Our final comment to parents giving this counsel

As we mentioned at the beginning of this article, we know what it is like to have a special needs child.  Now that our daughter is a mature adult we can report that many good things have happened along this journey with her. When she was a struggling child we never dreamed, nor did doctors, that she would ever marry.  But she did. She met a man, also mentally challenged but less than she, and they were married in the temple and experienced many years of happy times together. After 12 years of marriage he passed away. It was sad indeed, but the Lord blessed and comforted her in His tender and merciful way. The trials go on, and we have learned, so do the blessings.  When she was young we expressed our feelings in a poem. Here is the last verse of the poem—words that still give us hope today.

Dear Lord, give me the discipline

To help my child know how to win.

Then a still small voice

Speaks loud enough for just my heart to hear it,

“Within your child’s restricted frame

Lies a great and noble spirit.

Learn from her, nurture her,

With all your heart and soul.

And one bright day beyond this time

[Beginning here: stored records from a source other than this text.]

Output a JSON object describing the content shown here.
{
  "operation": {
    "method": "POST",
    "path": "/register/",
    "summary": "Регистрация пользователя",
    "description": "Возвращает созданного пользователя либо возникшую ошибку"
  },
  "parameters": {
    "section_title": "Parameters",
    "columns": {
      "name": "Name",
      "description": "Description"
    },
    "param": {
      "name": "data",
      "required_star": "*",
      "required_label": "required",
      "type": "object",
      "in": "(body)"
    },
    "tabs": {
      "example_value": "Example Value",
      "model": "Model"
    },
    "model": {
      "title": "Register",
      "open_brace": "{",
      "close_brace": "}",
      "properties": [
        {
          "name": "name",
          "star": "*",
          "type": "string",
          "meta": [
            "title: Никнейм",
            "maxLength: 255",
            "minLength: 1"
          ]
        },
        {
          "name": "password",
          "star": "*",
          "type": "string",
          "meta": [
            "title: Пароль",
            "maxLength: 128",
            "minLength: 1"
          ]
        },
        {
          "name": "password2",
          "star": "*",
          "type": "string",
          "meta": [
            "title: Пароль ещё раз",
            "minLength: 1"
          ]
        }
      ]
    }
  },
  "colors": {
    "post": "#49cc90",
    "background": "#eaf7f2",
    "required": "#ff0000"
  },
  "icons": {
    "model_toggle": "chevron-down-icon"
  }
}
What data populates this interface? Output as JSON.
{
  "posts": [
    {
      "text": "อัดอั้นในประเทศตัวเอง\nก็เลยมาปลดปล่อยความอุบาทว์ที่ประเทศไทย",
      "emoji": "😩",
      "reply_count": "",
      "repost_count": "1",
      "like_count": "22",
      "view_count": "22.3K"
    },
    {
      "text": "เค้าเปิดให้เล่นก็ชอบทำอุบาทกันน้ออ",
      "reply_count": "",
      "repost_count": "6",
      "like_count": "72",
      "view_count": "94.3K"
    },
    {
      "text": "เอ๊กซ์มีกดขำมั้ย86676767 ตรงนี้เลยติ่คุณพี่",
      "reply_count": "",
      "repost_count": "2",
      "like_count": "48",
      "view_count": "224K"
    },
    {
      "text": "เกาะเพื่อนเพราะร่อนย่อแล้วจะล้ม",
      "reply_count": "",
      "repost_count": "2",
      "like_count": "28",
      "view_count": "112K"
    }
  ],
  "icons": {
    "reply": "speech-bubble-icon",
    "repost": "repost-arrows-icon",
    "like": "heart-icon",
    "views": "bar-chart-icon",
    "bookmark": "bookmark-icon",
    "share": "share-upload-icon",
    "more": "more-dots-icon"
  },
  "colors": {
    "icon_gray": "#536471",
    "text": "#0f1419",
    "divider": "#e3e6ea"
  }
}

She’ll rise up well and whole.”

 

We close with this scripture: “Ye cannot behold with your natural eyes, for the present time, the design of your God concerning those things which shall come hereafter, and the glory which shall follow after much tribulation. For after much tribulation come the blessings.  Wherefore the day cometh that ye shall be crowned with much glory; the hour is not yet, but is nigh at hand.” (D&C 58:3-4)